Natural caverns could help keep interplanetary settlers safe.
In order to establish a base on Mars, settlers will be forced to survive extremely harsh conditions and an onslaught of cosmic radiation. To do that, they may end up hiding underground in caverns called lava tubes.
Scientists have long suggested that hiding out in lava tubes might be the key to building safe lunar or Mars bases. But they knew very little about the tubes themselves. Now, thanks to research published last month in the journal Earth-Science Reviews, scientists at the European Space Agency and several research universities believe that these underground caverns are likely large enough to fit and shelter functional Mars bases.
According to the research, the lava tubes on Mars and the Moon are considerably larger than here on Earth. Enough so that they believe future settlements or research outposts could be safely nestled away inside.
The researchers compared signs of subterranean collapse on each of the three worlds' surfaces to the size of known lava tubes on Earth. Since the collapses on Mars were larger, they conclude that the tubes are as well.
Despite their larger size, the researchers believe that the lava tubes are surprisingly stable, meaning settlers wouldn't have to worry about them collapsing around them.
"Lava tubes could provide stable shields from cosmic and solar radiation and micrometeorite impacts which are often happening on the surfaces of planetary bodies," European Space Agency researcher Francesco Sauro said in a press release. "Moreover, they have great potential for providing an environment in which temperatures do not vary from day- to night-time."
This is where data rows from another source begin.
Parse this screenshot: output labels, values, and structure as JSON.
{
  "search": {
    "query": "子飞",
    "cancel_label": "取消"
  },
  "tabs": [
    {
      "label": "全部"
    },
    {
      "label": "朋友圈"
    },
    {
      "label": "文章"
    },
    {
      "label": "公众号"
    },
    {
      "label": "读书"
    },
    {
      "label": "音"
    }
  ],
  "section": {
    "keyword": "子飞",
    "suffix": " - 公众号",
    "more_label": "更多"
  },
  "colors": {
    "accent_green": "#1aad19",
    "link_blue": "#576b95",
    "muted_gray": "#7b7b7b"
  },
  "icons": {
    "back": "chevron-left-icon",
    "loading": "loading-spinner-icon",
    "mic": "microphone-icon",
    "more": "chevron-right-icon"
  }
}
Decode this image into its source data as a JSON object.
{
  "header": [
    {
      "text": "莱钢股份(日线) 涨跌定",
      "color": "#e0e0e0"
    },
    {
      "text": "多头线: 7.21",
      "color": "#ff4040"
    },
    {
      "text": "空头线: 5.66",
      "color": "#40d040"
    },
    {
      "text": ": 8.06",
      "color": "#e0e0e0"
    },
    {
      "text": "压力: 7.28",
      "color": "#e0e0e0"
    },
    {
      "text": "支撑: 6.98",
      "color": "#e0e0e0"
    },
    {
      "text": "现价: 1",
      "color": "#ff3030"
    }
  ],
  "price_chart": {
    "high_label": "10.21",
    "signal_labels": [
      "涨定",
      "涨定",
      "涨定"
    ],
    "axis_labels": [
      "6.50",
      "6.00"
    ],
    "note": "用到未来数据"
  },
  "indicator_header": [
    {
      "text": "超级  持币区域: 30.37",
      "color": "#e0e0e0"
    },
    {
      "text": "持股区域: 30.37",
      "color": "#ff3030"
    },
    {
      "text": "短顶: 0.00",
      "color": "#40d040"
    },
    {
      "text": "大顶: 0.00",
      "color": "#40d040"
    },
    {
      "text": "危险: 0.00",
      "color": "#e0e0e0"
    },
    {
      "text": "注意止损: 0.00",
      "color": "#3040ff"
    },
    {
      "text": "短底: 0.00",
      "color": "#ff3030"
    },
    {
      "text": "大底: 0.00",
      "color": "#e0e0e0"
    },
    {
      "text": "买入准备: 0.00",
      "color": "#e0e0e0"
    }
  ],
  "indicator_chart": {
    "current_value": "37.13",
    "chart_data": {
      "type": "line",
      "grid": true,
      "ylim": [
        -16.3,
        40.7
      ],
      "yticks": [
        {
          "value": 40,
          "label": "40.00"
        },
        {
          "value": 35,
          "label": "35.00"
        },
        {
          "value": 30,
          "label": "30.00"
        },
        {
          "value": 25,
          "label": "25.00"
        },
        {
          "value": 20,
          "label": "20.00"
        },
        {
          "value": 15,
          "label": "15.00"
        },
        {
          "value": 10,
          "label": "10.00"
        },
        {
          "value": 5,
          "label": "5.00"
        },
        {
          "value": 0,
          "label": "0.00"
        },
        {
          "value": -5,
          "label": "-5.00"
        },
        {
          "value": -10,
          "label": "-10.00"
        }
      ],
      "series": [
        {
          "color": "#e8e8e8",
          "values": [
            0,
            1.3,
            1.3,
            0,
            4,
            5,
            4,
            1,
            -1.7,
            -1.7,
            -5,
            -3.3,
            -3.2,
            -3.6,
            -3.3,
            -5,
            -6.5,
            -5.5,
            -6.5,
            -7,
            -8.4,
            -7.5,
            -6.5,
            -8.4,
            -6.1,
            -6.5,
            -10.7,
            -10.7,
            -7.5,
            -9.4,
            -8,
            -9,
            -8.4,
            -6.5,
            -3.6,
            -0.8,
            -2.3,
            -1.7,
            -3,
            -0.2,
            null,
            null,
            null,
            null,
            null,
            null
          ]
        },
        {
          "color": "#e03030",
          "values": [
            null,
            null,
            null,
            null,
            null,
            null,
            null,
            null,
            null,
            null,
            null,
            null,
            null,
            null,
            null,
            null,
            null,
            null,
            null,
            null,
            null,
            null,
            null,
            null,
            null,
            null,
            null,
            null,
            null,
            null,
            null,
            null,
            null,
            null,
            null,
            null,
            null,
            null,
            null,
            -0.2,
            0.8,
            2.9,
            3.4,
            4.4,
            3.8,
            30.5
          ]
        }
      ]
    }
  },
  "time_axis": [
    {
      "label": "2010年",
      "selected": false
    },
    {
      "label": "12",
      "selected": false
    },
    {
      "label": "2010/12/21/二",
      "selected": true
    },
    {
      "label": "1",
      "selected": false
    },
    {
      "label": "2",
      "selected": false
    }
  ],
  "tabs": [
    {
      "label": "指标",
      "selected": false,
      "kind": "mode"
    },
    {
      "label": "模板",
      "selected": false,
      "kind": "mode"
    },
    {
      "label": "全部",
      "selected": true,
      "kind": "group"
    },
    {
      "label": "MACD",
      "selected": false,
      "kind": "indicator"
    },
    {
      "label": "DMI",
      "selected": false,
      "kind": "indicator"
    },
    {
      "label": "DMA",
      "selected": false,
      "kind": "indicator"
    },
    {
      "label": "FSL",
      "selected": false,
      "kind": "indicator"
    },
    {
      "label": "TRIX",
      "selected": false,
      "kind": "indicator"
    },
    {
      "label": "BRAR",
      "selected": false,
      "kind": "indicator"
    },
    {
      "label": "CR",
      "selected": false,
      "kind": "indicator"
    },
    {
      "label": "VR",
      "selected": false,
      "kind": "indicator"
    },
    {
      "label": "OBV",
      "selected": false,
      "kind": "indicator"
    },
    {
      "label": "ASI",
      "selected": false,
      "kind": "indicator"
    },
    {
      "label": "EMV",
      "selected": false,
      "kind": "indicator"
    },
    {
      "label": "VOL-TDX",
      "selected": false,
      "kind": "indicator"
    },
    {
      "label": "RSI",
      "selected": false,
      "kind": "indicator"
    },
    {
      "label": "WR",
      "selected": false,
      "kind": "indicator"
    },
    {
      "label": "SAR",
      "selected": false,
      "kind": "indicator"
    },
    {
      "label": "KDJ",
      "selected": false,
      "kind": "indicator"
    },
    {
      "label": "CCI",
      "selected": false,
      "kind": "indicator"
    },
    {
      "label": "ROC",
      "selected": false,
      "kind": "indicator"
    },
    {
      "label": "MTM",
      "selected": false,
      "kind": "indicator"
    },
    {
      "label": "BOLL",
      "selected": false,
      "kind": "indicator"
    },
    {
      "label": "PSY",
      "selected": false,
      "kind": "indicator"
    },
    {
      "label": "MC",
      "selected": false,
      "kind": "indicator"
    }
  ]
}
READ MORE: Lava tubes on Mars and the Moon are so wide they can host planetary bases [University of Bologna]
More on lava tubes: Scientists Say They've Found the Perfect Spot for a Mars Colony